Dataset extract =
● ● ● ● ● ● ●
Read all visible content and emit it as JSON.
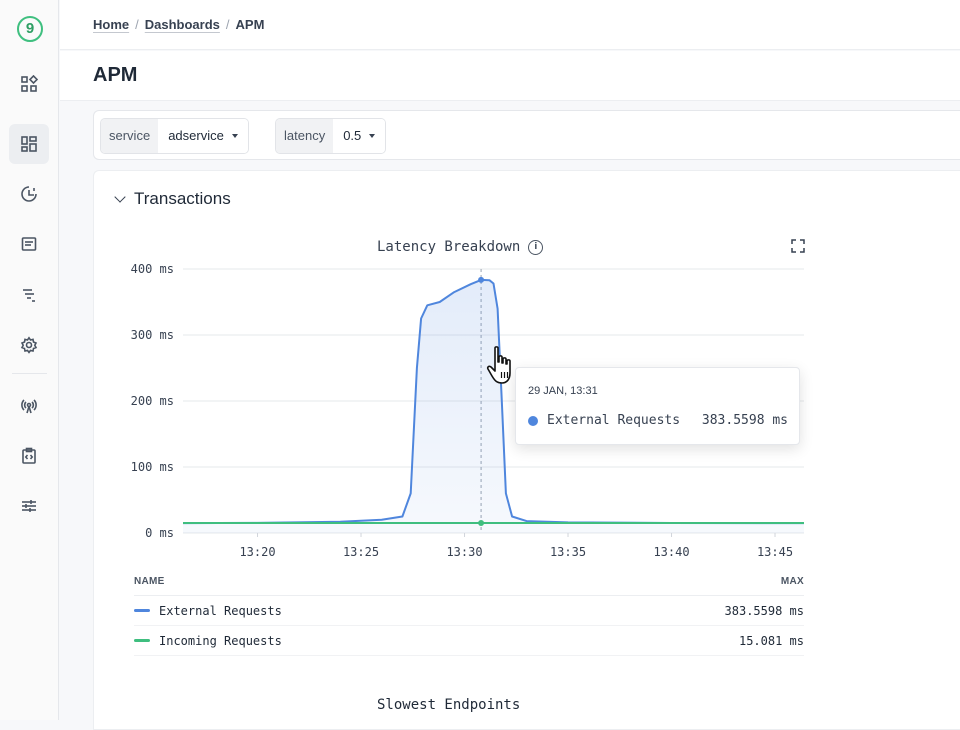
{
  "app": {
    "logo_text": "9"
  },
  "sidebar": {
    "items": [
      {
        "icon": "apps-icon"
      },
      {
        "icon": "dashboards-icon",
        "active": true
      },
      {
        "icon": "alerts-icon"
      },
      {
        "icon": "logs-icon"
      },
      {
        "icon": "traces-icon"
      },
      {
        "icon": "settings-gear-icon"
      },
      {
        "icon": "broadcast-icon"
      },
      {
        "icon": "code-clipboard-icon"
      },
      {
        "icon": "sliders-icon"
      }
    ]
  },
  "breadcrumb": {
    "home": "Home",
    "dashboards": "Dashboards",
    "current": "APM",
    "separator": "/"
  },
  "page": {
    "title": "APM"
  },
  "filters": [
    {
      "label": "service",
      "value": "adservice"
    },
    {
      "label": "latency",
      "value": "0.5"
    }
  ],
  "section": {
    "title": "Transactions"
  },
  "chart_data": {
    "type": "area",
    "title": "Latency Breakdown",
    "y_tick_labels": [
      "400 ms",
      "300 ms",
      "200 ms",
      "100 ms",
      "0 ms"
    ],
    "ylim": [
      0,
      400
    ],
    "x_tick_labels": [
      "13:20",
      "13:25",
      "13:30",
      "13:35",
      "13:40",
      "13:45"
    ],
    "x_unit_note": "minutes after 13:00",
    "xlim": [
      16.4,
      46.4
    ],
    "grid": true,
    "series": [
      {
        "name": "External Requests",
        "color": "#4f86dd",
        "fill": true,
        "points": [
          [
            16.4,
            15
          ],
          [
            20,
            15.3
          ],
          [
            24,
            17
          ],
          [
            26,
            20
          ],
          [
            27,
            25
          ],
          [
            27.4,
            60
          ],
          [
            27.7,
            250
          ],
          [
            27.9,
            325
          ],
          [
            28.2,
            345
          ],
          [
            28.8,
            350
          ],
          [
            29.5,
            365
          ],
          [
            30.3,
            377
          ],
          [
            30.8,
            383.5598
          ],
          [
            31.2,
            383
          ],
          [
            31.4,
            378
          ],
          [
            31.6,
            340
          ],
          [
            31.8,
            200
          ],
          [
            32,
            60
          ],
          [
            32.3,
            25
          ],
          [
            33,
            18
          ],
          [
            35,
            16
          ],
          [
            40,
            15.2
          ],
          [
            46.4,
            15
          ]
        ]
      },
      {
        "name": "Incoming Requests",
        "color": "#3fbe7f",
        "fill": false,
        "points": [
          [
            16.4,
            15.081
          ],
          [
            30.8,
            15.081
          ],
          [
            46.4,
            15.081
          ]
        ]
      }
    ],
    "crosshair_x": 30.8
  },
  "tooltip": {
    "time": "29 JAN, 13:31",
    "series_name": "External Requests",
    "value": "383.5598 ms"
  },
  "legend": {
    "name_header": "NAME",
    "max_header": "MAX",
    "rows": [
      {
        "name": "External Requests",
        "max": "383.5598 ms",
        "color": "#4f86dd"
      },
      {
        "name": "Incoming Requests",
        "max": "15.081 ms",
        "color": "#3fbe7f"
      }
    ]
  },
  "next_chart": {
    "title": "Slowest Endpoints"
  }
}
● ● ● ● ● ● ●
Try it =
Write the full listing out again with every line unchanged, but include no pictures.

Response to this task =
Read all visible content and emit it as JSON.
{
  "app": {
    "logo_text": "9"
  },
  "sidebar": {
    "items": [
      {
        "icon": "apps-icon"
      },
      {
        "icon": "dashboards-icon",
        "active": true
      },
      {
        "icon": "alerts-icon"
      },
      {
        "icon": "logs-icon"
      },
      {
        "icon": "traces-icon"
      },
      {
        "icon": "settings-gear-icon"
      },
      {
        "icon": "broadcast-icon"
      },
      {
        "icon": "code-clipboard-icon"
      },
      {
        "icon": "sliders-icon"
      }
    ]
  },
  "breadcrumb": {
    "home": "Home",
    "dashboards": "Dashboards",
    "current": "APM",
    "separator": "/"
  },
  "page": {
    "title": "APM"
  },
  "filters": [
    {
      "label": "service",
      "value": "adservice"
    },
    {
      "label": "latency",
      "value": "0.5"
    }
  ],
  "section": {
    "title": "Transactions"
  },
  "chart_data": {
    "type": "area",
    "title": "Latency Breakdown",
    "y_tick_labels": [
      "400 ms",
      "300 ms",
      "200 ms",
      "100 ms",
      "0 ms"
    ],
    "ylim": [
      0,
      400
    ],
    "x_tick_labels": [
      "13:20",
      "13:25",
      "13:30",
      "13:35",
      "13:40",
      "13:45"
    ],
    "x_unit_note": "minutes after 13:00",
    "xlim": [
      16.4,
      46.4
    ],
    "grid": true,
    "series": [
      {
        "name": "External Requests",
        "color": "#4f86dd",
        "fill": true,
        "points": [
          [
            16.4,
            15
          ],
          [
            20,
            15.3
          ],
          [
            24,
            17
          ],
          [
            26,
            20
          ],
          [
            27,
            25
          ],
          [
            27.4,
            60
          ],
          [
            27.7,
            250
          ],
          [
            27.9,
            325
          ],
          [
            28.2,
            345
          ],
          [
            28.8,
            350
          ],
          [
            29.5,
            365
          ],
          [
            30.3,
            377
          ],
          [
            30.8,
            383.5598
          ],
          [
            31.2,
            383
          ],
          [
            31.4,
            378
          ],
          [
            31.6,
            340
          ],
          [
            31.8,
            200
          ],
          [
            32,
            60
          ],
          [
            32.3,
            25
          ],
          [
            33,
            18
          ],
          [
            35,
            16
          ],
          [
            40,
            15.2
          ],
          [
            46.4,
            15
          ]
        ]
      },
      {
        "name": "Incoming Requests",
        "color": "#3fbe7f",
        "fill": false,
        "points": [
          [
            16.4,
            15.081
          ],
          [
            30.8,
            15.081
          ],
          [
            46.4,
            15.081
          ]
        ]
      }
    ],
    "crosshair_x": 30.8
  },
  "tooltip": {
    "time": "29 JAN, 13:31",
    "series_name": "External Requests",
    "value": "383.5598 ms"
  },
  "legend": {
    "name_header": "NAME",
    "max_header": "MAX",
    "rows": [
      {
        "name": "External Requests",
        "max": "383.5598 ms",
        "color": "#4f86dd"
      },
      {
        "name": "Incoming Requests",
        "max": "15.081 ms",
        "color": "#3fbe7f"
      }
    ]
  },
  "next_chart": {
    "title": "Slowest Endpoints"
  }
}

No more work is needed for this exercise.